“We’re excited to bring this unique opportunity to USC Annenberg students,” Dean Willow Bay said of the course developed in partnership with Vice Media. “The course integrates theory and practice to examine how media can expose violence against women and be deployed as a force for change.”
Each installment of the documentary series, created with the input of activists Steinem and Amy Richards, examines violence against women in different parts of the world, with reporting by an on-site correspondent.
“Thanks to the grounding of these eight documentaries in the work of women activists, I believe that Woman, a series on violence against females in eight different countries, is as close viewers can come to actually being there,” said Steinem, the show’s executive producer.
“The overall goal of the course is to help students develop as more engaged, informed and empathetic citizens who are empowered to bring resolution and shared understanding to areas of conflict in their own lives and in the broader community,” said Professor Sarah Banet-Weiser, vice dean of USC Annenberg, who will co-teach the course alongside Professor Alison Trope.
The class will use specific episodes of Woman and guest speakers, alongside images of media from the late 20th century to the present, to build its examination of gender issues.
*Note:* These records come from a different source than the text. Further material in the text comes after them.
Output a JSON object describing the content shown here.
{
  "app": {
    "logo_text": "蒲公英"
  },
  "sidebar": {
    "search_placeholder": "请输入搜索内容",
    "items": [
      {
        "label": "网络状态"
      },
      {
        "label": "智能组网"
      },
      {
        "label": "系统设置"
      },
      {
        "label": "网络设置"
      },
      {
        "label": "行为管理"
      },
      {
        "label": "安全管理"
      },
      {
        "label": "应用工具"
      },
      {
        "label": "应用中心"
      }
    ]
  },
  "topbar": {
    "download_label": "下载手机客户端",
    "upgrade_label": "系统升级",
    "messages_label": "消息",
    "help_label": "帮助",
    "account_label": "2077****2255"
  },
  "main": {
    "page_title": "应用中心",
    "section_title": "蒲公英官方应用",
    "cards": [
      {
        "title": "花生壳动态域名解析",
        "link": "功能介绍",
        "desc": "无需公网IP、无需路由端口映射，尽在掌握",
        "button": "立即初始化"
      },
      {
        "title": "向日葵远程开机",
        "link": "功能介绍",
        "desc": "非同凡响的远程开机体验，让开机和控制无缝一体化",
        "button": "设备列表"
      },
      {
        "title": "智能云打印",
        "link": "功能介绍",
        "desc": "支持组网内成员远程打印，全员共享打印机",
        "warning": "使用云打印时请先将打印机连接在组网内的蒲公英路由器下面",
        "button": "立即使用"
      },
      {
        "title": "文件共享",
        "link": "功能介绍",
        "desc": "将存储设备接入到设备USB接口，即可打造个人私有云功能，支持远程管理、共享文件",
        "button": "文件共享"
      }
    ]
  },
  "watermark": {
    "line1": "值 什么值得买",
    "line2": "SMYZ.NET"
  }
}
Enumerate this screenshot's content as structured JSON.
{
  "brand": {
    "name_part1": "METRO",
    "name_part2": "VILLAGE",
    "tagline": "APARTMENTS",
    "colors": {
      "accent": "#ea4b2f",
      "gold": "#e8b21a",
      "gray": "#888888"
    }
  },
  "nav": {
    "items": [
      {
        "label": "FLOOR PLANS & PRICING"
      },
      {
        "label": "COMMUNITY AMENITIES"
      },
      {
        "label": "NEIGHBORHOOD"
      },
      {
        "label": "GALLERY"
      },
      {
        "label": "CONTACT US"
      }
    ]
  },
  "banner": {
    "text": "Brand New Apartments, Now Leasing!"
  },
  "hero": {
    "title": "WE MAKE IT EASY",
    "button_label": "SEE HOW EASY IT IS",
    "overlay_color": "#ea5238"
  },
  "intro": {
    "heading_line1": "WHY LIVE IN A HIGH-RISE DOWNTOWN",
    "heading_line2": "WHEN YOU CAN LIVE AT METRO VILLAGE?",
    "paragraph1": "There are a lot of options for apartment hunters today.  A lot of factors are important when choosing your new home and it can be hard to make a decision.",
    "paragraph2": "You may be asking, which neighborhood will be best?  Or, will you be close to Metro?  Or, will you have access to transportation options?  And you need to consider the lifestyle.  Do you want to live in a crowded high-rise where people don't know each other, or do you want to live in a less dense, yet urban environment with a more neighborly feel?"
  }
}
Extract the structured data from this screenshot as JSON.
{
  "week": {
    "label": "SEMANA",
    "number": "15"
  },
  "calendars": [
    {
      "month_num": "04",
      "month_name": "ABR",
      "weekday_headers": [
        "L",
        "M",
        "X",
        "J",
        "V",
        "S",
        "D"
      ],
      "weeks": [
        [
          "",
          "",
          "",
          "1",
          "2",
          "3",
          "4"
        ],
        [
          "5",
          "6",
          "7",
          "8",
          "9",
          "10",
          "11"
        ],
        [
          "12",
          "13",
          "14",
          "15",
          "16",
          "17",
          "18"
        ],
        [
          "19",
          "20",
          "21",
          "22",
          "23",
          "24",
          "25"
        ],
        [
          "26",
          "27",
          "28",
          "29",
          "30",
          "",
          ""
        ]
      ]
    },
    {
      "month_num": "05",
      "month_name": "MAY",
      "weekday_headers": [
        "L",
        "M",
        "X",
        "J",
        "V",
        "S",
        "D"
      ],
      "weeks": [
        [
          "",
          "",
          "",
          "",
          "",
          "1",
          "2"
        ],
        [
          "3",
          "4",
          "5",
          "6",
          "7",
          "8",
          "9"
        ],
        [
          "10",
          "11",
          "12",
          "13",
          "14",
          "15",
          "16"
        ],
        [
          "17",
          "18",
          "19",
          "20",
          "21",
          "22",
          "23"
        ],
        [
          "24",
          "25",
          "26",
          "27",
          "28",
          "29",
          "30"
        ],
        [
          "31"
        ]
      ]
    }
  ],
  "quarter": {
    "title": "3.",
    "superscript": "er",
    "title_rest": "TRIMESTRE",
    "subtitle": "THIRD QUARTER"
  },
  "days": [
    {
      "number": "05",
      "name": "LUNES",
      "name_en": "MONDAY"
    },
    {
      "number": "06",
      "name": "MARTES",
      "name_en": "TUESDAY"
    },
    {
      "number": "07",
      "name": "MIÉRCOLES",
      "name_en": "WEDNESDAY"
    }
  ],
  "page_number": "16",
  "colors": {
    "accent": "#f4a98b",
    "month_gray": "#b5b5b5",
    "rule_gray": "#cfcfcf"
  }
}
Students will explore media representations of gender and will analyze how it is tied to power, voice, race, socioeconomic status and sexual orientation.
With gender theories as a guide, students will then delve into practice, using the documentary form as a vehicle for social change. They will learn the tools for creating a media project — from pitching and shaping to digging into production itself. Content created by the students will be published on Broadly, Vice’s female-focused site.
Our hope is that students will have a project to enact social change.
“By the conclusion of the class, our hope is that students will have a project to enact social change. Beyond that, they’ll have an understanding of the cultural representations of gender identity and ways to practice storytelling in the context of disenfranchised communities,” Banet-Weiser said. “They will have a deeper knowledge of institutional policies that create barriers or avenues to social justice.”
Ariel Wengroff, executive producer of Woman, said the show’s intention was to create socially responsible content that could empower its audience to create change.
“We want our audience to bear witness to the untold stories of women, connecting the dots of how these systemic issues that we ghettoize as ‘women’s issues’ actually can determine the course of a nation, depending on how they’re dealt with,” she said.